Roasted peppers with anchovies at Doretta Taverna & Raw Bar.
Roasted peppers with anchovies at Doretta Taverna & Raw Bar.Aram Boghosian for The Boston Globe

DORETTA TAVERNA & RAW BAR

79 Park Plaza, Boston, 617-422-0008, www.dorettaboston.comAll major credit cards accepted. Wheelchair accessible.

PRICES Raw bar $12-$22. Small plates $5-$16. Platters $26-$48. Desserts $8-$10.

HOURS Dinner daily 5-10:30 p.m.

(bar menu until 1 a.m.). Lunch Mon-Fri 11:30 a.m.-2:30 p.m. (bar menu 2:30-5 p.m.).

NOISE LEVEL Spirited

WHAT TO ORDER Yellowtail with green olives, grilled octopus, crunchy eggplant, roasted peppers with anchovies, loin lamb chops, toasted almond cake, galaktoboureko.

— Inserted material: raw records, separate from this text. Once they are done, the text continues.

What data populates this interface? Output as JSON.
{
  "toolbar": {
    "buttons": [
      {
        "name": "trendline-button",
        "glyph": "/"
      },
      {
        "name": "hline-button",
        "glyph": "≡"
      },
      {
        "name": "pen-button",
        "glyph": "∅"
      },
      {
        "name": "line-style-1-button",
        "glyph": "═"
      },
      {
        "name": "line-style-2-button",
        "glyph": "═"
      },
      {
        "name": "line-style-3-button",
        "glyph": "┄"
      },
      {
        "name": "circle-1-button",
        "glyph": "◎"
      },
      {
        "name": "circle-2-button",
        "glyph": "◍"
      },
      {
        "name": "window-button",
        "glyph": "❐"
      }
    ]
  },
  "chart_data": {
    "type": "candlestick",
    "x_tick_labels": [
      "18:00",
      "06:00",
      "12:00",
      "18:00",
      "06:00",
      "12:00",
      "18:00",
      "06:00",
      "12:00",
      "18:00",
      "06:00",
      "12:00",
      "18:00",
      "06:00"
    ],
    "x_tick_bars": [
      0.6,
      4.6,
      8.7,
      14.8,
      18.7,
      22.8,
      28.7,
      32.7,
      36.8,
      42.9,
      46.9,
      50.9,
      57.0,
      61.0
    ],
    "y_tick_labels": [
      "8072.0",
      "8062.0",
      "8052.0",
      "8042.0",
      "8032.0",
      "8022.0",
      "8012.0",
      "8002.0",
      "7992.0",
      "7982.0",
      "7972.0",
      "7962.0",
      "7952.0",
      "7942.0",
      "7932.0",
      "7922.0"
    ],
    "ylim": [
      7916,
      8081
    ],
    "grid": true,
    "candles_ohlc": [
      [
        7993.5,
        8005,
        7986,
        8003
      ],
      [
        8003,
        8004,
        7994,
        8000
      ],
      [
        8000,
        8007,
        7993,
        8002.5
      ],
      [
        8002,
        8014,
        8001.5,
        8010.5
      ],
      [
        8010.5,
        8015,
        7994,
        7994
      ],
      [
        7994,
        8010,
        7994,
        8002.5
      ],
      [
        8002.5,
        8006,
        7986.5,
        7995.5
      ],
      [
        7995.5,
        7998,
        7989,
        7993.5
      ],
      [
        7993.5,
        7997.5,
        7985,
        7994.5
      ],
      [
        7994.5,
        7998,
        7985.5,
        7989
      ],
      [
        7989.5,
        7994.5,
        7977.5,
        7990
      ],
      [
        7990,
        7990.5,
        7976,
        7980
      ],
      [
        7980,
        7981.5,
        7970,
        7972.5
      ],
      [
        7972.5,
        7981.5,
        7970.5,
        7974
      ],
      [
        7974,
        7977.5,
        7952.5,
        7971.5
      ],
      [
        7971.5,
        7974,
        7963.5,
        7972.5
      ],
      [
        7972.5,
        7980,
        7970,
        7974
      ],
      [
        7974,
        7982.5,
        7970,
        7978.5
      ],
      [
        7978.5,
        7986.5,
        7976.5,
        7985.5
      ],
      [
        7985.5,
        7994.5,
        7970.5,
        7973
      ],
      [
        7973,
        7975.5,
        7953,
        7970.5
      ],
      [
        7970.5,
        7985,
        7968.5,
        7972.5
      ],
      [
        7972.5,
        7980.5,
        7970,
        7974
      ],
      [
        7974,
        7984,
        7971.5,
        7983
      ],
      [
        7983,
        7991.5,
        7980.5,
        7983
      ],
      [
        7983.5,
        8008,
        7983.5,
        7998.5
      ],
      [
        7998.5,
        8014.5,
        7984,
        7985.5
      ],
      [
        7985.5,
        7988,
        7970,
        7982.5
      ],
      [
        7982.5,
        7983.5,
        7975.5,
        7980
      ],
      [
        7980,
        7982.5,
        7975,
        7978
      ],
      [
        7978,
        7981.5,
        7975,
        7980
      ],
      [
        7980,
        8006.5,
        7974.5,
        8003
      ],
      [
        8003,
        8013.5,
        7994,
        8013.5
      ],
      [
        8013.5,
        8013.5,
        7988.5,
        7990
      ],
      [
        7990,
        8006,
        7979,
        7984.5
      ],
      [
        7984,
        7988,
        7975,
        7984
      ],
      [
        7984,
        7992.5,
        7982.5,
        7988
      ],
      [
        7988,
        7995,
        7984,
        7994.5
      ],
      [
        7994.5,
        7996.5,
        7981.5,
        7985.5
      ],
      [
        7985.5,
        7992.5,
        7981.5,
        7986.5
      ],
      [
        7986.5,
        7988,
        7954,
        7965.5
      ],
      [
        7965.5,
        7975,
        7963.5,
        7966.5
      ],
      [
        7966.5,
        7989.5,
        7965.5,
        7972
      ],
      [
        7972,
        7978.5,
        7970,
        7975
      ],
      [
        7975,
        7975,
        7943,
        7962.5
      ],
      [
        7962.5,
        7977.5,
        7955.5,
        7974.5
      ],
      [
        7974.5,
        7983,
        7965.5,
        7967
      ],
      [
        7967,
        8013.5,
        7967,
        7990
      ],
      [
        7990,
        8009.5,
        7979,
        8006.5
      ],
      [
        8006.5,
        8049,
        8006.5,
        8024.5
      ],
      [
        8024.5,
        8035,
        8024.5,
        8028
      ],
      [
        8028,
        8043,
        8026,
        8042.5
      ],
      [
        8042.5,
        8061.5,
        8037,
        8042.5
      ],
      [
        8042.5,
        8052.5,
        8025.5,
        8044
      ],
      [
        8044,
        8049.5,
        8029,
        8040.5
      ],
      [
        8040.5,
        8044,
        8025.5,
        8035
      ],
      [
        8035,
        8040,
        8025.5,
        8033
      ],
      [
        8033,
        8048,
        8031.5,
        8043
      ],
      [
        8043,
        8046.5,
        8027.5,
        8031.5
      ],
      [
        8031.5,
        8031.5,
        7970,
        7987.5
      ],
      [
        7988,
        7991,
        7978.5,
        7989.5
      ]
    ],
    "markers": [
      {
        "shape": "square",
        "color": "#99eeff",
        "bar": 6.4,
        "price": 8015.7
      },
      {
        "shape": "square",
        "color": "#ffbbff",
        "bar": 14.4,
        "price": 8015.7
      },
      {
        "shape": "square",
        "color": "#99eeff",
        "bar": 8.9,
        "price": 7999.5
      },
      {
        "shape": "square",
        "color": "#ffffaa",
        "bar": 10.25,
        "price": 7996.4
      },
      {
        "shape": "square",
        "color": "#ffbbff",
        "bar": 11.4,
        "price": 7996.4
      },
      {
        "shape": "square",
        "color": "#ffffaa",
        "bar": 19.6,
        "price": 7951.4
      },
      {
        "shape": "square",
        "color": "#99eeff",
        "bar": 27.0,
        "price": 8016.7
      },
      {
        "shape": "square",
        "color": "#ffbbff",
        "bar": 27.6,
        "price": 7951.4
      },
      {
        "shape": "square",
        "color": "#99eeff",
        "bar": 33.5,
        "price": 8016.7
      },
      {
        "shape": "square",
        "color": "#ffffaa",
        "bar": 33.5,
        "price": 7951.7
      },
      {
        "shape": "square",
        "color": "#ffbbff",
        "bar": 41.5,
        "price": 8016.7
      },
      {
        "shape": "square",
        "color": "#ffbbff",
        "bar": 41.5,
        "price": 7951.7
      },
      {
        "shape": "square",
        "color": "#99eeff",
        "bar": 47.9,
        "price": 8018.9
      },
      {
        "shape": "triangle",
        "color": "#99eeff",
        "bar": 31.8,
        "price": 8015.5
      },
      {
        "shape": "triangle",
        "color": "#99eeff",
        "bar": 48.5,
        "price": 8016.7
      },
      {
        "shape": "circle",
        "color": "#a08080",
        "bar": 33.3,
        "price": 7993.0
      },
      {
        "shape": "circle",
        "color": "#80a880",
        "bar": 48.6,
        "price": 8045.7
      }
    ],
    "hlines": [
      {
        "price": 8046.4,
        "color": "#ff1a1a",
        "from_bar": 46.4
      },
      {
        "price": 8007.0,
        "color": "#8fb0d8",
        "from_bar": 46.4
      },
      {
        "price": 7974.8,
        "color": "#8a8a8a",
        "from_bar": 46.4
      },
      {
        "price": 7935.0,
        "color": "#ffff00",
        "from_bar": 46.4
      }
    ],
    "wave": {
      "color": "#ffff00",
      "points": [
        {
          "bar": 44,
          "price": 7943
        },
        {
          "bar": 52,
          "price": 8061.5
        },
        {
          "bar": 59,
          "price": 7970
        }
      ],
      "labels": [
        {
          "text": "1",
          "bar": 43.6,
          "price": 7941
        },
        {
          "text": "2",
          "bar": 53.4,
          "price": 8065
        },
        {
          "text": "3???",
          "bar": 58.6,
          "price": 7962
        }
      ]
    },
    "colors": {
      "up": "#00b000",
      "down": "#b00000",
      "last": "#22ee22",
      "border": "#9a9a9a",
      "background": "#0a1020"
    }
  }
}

Ted Weesner can be reached at tedweesner@gmail.com.